While none of the road projects were funded, some money was allocated for right of way (ROW) acquisition for the Bagdad Road expansion. The committee proposed $35 million be included in the bond proposal for ROW acquisition across the county for future projects.

“The money in that bucket, as those opportunities become available, means the County will have the ability to get after that right of way,” said Pct. 2 Committee member Matt Powell. “That’s what we were trying to do. I personally think the lion’s share of those projects will happen sooner rather than later and should the commissioners court take our recommendation and put this forward with the right of way budget intact and the voters approve it, I think they will be armed with the ability to work with Liberty Hill as those projects become available.”

A number of county-proposed projects in the Liberty Hill area did make the cut.

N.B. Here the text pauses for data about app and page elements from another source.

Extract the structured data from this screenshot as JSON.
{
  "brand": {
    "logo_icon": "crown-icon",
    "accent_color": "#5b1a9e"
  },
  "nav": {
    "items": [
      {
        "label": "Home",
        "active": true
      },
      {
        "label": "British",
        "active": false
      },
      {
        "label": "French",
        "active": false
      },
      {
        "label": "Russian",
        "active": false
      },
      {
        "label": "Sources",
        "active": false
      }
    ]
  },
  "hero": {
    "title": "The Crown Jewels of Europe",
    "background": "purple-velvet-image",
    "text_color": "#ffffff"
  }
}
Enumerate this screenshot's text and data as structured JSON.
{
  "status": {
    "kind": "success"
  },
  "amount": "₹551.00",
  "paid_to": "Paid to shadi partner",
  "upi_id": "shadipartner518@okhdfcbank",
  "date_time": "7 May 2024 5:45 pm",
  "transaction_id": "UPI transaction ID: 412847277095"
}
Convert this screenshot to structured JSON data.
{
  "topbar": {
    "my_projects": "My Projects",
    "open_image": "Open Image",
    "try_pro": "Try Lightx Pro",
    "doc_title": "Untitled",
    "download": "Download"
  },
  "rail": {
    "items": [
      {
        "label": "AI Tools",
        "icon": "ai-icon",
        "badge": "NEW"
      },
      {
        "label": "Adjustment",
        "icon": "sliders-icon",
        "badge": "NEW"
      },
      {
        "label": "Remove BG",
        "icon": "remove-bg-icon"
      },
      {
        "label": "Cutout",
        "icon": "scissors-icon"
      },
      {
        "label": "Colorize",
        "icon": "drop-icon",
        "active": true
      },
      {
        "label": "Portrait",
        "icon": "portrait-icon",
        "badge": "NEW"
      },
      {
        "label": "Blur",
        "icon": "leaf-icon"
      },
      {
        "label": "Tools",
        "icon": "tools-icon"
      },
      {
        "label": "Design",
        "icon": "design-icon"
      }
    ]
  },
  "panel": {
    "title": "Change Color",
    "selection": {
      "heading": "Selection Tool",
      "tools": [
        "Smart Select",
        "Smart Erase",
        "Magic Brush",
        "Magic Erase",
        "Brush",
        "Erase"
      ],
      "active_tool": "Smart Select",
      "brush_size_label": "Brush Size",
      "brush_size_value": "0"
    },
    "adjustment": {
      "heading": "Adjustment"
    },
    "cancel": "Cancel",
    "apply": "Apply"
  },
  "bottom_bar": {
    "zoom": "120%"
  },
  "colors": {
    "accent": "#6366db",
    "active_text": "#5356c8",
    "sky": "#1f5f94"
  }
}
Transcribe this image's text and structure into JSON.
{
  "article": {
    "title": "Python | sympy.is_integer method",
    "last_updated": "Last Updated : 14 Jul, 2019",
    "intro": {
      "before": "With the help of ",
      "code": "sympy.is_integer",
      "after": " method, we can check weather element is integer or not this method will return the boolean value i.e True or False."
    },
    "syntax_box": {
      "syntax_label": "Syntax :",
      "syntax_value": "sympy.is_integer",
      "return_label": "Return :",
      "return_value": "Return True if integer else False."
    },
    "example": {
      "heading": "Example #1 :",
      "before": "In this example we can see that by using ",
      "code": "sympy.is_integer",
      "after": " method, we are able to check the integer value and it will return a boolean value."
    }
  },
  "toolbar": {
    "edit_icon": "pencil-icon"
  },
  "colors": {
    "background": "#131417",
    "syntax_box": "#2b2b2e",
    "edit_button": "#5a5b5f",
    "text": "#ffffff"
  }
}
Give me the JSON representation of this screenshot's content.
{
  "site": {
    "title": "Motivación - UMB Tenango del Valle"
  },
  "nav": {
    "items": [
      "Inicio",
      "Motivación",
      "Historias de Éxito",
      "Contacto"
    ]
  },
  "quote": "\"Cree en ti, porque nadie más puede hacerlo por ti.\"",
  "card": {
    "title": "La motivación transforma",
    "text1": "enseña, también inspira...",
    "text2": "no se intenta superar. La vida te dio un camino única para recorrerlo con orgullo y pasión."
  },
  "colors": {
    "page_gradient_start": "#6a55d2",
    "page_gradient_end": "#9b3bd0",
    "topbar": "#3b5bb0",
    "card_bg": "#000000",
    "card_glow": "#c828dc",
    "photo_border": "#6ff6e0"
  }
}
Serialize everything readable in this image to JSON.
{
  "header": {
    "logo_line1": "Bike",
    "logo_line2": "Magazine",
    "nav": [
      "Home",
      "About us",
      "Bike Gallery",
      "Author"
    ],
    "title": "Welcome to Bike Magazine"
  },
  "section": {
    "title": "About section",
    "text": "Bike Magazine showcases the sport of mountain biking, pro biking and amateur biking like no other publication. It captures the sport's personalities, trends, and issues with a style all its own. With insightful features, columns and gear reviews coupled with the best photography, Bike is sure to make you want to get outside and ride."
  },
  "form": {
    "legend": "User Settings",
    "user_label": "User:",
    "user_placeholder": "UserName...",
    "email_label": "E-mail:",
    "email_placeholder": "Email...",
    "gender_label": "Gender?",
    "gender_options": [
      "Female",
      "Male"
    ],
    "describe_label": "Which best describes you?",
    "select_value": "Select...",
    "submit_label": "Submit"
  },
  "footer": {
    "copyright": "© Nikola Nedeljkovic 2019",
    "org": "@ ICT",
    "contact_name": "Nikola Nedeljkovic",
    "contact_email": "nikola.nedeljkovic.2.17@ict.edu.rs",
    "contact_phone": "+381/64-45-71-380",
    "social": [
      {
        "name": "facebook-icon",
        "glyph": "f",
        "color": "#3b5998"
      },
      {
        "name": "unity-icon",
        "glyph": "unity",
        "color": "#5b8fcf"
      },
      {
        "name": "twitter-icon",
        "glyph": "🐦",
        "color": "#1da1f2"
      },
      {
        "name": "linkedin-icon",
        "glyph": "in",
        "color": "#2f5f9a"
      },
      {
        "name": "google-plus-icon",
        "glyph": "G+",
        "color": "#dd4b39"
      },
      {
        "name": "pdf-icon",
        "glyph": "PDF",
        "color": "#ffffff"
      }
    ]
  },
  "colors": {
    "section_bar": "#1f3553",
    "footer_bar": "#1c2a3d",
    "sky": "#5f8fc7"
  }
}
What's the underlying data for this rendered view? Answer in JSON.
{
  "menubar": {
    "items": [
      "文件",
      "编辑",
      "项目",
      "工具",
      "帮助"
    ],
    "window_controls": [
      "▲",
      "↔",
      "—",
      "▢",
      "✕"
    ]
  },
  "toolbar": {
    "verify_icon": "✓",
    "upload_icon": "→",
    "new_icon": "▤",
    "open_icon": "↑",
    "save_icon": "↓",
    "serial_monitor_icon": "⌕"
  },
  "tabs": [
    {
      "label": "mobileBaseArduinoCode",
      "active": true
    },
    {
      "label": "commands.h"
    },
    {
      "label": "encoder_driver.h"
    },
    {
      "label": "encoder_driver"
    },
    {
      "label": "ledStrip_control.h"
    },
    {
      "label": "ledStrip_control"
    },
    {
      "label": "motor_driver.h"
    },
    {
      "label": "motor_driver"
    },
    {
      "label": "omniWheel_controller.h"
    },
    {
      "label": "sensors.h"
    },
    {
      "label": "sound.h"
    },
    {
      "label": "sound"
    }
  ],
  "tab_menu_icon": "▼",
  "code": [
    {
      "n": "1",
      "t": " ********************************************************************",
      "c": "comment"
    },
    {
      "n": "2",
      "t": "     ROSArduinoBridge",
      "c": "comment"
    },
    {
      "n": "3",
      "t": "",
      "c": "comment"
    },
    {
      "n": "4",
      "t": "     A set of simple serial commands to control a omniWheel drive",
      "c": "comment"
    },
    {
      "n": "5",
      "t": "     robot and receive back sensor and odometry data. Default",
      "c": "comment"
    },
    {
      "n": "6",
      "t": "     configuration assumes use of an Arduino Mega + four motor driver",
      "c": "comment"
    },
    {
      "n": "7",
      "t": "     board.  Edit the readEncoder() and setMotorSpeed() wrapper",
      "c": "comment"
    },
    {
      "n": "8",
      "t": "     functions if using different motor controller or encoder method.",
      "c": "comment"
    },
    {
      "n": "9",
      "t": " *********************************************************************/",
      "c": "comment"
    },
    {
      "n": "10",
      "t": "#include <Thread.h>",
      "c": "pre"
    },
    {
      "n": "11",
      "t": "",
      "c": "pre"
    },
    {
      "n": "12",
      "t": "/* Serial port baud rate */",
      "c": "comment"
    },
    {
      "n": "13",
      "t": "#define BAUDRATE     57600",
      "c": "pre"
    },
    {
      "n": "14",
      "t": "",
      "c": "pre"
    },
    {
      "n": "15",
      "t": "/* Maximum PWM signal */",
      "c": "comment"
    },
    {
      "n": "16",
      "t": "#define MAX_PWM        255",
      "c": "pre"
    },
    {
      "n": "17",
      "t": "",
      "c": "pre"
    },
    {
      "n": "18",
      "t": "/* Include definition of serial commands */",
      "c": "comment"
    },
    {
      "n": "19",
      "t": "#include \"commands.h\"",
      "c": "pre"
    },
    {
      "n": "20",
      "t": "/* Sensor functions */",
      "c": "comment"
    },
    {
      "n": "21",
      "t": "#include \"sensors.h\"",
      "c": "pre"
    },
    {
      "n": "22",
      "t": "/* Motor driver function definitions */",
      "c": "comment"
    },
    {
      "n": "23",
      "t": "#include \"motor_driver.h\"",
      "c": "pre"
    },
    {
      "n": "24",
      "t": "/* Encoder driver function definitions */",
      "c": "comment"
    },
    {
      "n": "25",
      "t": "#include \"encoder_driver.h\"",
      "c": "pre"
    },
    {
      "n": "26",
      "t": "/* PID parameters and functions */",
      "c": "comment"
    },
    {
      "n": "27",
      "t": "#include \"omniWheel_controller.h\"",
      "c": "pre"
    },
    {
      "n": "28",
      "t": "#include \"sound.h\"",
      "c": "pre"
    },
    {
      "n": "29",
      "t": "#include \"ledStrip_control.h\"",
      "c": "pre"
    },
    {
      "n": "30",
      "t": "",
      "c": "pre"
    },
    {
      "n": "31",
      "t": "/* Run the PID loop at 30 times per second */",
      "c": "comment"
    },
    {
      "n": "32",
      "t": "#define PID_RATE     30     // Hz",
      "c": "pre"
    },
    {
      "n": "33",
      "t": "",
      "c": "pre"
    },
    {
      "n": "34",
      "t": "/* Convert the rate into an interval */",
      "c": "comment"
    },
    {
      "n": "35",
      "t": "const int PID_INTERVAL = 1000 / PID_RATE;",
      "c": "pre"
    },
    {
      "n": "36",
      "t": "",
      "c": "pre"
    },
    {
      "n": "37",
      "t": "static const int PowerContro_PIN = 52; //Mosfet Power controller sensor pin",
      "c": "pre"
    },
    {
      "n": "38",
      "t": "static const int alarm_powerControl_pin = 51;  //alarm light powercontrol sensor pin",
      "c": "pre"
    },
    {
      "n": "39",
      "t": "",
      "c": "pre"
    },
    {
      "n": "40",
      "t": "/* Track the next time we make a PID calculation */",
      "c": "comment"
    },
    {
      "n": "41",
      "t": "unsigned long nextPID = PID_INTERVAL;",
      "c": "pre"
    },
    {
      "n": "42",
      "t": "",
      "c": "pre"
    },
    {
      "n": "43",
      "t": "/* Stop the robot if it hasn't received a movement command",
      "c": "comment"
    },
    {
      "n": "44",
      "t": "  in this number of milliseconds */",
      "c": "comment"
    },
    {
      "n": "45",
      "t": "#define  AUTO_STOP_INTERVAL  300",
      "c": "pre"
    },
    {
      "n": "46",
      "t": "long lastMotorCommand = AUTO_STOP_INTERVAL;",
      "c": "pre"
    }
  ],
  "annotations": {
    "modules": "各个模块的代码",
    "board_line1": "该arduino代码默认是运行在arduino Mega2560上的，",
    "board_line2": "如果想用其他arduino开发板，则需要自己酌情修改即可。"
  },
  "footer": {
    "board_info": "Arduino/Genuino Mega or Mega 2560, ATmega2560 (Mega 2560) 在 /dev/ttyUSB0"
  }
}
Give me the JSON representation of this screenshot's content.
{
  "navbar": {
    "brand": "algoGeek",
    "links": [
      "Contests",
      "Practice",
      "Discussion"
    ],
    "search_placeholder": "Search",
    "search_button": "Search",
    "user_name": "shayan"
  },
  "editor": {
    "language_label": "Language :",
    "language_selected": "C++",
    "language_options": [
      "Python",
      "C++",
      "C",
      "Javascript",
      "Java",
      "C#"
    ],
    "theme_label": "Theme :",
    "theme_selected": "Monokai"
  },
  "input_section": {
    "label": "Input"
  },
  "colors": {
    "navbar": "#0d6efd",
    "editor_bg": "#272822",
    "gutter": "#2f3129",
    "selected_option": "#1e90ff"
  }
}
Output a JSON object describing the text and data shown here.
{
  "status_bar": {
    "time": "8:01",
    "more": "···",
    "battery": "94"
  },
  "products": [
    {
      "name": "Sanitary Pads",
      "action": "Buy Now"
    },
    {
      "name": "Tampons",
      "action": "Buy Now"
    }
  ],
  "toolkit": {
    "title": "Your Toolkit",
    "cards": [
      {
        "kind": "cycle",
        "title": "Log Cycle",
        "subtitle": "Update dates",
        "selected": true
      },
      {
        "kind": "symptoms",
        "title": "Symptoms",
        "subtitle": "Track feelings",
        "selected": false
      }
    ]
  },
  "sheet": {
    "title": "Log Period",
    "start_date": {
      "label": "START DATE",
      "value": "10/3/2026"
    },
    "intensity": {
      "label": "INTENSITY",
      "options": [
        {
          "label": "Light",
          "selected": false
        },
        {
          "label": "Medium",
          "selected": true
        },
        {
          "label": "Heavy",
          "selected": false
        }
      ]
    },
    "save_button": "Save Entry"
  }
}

“We had a lot of discussion about all of the projects, in fact as recently as earlier today we had some discussion of some of the Liberty Hill projects,” Powell said. “Liberty Hill is in an interesting situation because the city limits are comparatively small but there is a lot of ETJ, so really people who consider themselves Liberty Hill residents are really a lot more than just those inside the city limits.”

He added that looking at the list of projects proposed, there was still a significant amount of money being proposed for projects that will impact Liberty Hill even without the requested projects.

“When I sat down and did the math, so many of the Williamson County sponsored projects would have been strong contenders if they would have been within the Liberty Hill city limits,” Powell said. “When you take the county projects and attach them to the nearest community, Liberty Hill actually has more county-funded projects per capita than any other city.”

The SH 29 Bypass, planned to run south around Liberty Hill from just west of Liberty Hill High School to SH 29 east of downtown, was partially funded. The project, proposed in three phases, would first construct the middle portion that would connect RR 1869 west of downtown to CR 279 south of town. The projected cost is $11 million. The plan also included $2.2 million for ROW acquisition for phases one and three.

“We all know how important that 29 loop is,” Powell said. “At some point in the not-to-distant future that is going to be the epicenter for economic development in or near Liberty Hill. That’s what we were trying to maximize and I think once these projects start getting on the ground Liberty Hill is not only going to be moving around a lot better, but will also give their economic development a leg up. That was important in my recent meetings with city leadership.”

The County also plans to extend CR 214 to US 183 – estimated at $2.3 million – should the bond be approved. The northwest portion of Kauffman Loop, at the intersection of SH 29 and Ronald Reagan, is also on the list, as well as widening Ronald Reagan north from SH 29 to FM 3405. Those two projects are estimated at a combined $26.7 million.

If called, this would be the third bond election for road and park projects called by the County since 2000. The first was for $375 million, the second in 2006 was for $250 million and the 2013 bond was for $315 million. Each has passed with a slightly slimmer majority than the previous bond, but all prevailed with 55 percent of the vote or more.

Committee members believed the total proposed so far for this November’s bond election would likely shrink from the current $573 million.

“I don’t think any of us expect that County Commissioners are going to approve putting a $573 million bond on the ballot,” Powell said. “I think that’s unlikely, so we understand the projects we brought forward are our cut list.”

Committee members asked that Commissioners keep in mind how much local participation cities were willing to invest in proposed projects as they made their final decision.

“I think this is going to continue to be pared down,” said Joe Bob Ellison. “I think the County Commissioners should continue to keep in mind the taxable value that some cities have and whether they are investing in these projects themselves. And if there are precincts that aren’t financially coming to the table in a layman’s view when you know they probably can financially because of their taxable home values that should be a lower level project.”